Taikutsuna, Abburido, Boring

by Alex Austin

The room housed a dozen elevated caskets, arranged along a circular wall from least to most expensive—plain as a packing carton to elaborate as a king's crown. Hugh walked the circuit, noting that each had an individual tune that played while the viewer stood near the coffin. He reached the last coffin, an ivory beauty with golden handles. He pulled up, but the casket barely budged.

“Be careful. That's $10,000.”

A child stood at the entrance. A Beatles haircut and loose Khaki painters overalls rendered the child sexless. Perhaps nine or ten, the child had a lovely delicate face. He or she walked over to Hugh's side and standing tiptoe peered into the casket. She, for Hugh had determined it was a girl, stroked the silk lining.

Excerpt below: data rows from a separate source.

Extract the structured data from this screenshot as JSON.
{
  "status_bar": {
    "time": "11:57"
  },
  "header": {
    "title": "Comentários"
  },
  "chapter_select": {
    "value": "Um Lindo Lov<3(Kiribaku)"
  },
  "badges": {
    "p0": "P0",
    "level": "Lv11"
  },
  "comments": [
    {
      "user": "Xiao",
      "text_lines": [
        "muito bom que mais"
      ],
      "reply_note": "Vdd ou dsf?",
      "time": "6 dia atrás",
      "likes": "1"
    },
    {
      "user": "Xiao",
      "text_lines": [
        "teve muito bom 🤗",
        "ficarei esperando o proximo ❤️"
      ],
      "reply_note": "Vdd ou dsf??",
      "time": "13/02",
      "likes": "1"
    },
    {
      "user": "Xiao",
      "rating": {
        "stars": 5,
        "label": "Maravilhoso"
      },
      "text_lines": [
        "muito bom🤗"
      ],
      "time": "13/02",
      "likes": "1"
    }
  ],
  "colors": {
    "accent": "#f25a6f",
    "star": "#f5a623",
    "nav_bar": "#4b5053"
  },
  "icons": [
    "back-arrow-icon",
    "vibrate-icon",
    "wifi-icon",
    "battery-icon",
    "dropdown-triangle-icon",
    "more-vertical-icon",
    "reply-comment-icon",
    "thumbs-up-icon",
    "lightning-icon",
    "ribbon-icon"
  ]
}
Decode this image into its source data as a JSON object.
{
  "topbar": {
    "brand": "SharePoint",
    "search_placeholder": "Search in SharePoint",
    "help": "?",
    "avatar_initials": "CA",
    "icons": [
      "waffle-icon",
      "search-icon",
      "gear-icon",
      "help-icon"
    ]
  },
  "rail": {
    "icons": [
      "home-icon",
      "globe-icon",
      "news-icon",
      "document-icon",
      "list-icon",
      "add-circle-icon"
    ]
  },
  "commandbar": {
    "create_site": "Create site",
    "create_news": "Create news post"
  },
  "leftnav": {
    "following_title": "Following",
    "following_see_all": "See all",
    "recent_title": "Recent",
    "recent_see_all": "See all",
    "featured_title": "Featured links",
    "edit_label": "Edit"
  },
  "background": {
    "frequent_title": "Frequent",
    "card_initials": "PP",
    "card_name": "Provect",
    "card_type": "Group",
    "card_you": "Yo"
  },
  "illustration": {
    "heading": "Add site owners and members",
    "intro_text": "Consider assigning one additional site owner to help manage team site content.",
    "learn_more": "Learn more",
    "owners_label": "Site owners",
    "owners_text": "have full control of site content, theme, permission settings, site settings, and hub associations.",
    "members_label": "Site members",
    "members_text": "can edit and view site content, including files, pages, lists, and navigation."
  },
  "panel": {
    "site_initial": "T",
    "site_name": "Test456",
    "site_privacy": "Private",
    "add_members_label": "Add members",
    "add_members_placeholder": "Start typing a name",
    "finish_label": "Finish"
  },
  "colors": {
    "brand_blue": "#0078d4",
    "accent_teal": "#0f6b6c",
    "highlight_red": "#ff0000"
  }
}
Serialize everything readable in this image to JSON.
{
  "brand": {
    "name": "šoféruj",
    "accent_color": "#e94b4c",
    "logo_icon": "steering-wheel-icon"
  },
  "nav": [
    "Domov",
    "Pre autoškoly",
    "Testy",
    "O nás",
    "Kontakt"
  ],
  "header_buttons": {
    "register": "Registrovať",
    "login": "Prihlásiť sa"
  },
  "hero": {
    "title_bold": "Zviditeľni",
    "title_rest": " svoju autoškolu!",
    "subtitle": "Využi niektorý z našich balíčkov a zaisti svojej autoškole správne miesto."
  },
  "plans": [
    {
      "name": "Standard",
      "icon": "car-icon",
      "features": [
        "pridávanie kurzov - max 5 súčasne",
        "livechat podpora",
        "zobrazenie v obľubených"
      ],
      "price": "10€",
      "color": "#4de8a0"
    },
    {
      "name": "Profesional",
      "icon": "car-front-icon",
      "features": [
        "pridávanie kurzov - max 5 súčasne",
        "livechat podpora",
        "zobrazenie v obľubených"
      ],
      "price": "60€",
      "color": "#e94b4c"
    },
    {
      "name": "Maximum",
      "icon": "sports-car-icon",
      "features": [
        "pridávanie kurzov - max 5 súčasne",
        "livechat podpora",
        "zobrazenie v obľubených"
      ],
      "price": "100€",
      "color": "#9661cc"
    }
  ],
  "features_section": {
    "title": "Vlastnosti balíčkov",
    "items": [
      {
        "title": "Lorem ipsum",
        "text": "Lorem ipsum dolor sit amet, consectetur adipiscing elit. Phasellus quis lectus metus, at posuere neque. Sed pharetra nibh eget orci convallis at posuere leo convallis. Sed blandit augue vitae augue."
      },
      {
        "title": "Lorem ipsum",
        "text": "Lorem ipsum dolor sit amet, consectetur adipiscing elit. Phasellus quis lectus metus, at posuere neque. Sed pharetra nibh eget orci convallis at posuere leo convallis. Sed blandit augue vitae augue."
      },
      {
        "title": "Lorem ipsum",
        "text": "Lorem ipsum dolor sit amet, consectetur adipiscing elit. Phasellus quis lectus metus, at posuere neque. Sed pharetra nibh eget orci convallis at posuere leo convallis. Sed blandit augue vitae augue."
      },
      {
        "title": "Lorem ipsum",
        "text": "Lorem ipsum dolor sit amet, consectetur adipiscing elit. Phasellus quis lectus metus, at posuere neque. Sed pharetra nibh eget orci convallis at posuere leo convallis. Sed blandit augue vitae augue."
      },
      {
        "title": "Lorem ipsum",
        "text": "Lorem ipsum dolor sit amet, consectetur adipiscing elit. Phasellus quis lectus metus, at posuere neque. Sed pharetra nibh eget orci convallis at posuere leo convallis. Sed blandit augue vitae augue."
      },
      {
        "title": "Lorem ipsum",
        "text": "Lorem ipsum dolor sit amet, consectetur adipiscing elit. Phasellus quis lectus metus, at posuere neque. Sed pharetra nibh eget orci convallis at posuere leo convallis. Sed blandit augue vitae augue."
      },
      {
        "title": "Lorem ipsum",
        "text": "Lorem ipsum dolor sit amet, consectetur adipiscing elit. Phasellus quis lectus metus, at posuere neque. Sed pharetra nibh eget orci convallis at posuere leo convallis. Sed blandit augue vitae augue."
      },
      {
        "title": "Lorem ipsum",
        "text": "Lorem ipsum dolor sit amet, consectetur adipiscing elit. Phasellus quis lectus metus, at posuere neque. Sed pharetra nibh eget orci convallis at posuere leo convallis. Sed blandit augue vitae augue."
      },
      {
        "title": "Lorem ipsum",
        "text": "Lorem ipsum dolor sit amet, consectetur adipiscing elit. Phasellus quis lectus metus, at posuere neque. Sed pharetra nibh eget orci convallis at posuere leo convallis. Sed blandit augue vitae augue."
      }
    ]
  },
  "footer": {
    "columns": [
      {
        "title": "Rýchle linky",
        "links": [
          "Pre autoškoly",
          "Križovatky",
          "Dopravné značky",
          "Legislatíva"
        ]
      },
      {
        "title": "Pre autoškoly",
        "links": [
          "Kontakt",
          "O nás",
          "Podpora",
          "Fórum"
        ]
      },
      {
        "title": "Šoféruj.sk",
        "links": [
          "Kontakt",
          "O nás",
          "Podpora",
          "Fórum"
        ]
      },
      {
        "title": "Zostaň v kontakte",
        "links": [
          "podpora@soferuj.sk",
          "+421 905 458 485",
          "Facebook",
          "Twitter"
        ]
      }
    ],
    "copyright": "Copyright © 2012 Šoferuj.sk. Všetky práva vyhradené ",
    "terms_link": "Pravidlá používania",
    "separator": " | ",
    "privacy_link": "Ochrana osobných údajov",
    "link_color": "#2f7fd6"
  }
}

“Silk. Very expensive.”


“Do you know how silk is made?”

“I think so. But why don't you tell me.” This was an approach he used in the classroom, let the student give an answer.

“They breed thousands of worms and then they mash them.”

“Mash them? Are you sure?”

“Like mashed potatoes. Do you like mashed potatoes?”

“My favorite kind.”

“I like the ones from the Stonefire Girl.”


“That's what I said. They have garlic in them. Garlic is what you use to ward off vampires.”

“Does it work?” 

“I don't believe in vampires. There is—are certainly none here.”

Hugh bared his teeth. The girl ignored him

“My name is Lily.”

“Lily. What a pretty name. I'm Hugh.”

“No you're not. You're yourself.”



Hugh respelled his name, but it was unnecessary. Lily smiled at his naïveté. She reminded him of Thelma, the little girl who had been misplaced in an ESL class. Thelma was only ten years old, but her English almost perfect and always a step ahead of his instruction.

“Do you know who my mother is?”


“How did you know?”

“I guessed.”

“I put letters in envelopes.”

“I bet you're good at it.”

“It's boring. Fold the paper in three, stick it in the envelope, damp the adhesive with a sponge and seal the envelope. That's it. Easy. But you try it 200 times. What do you do?”

“I teach.”

“What do you teach?”


I speak English, Japanese and Spanish. English is the most difficult, actually, but it's easy for me. Do you know any Japanese?”

“A little. I lived there once.”


“Tokyo,” he said, thinking the small suburb that he actually lived in wouldn't mean anything to her. To his surprise, she asked, “Where in Tokyo?”


“Aaargg,” she growled, like a dog whose food was being taken away. “I hate Edogawa. It's boring. Nakono is much more interesting. We're going there in two weeks.”


“We go back to Japan every summer. It's so hot. Almost worse than the Valley. But nothing is worse than the Valley.”

“Do you have relatives in Japan?”

“Many. We have relatives in—

Griselda entered carrying a manila folder. “There you are, Lily. I looked all over for you. Your lunch is getting cold.”

“I was talking to Hugh. Actually,” she pointed, “I was talking to him.”

Griselda said, “Lily, you really should be in the display room without my permission.”

“I heard a noise. I thought another bird had gotten in. We've had three birds get in since the New Year. Why a bird would want to be in here makes no sense. There's nothing to eat and nothing to drink. All they do is poop on the caskets. Very messy.”

“Come on, Lily. Go back to the office and eat.”

“Ahh, don't want to eat. It's boring.”

“I wish she'd never learned that word.”

“In English, boring. In Japanese, taikutsuna. In Spanish, abburido. ”

“If you're good, maybe we'll go see a movie, after work.”

“Goody. None of that  G-Rated stuff. I want to see the one in which the world ends.

“We'll see.”

“We'll see, we'll see.” Lily stomped toward the door and left.

“Bright child.”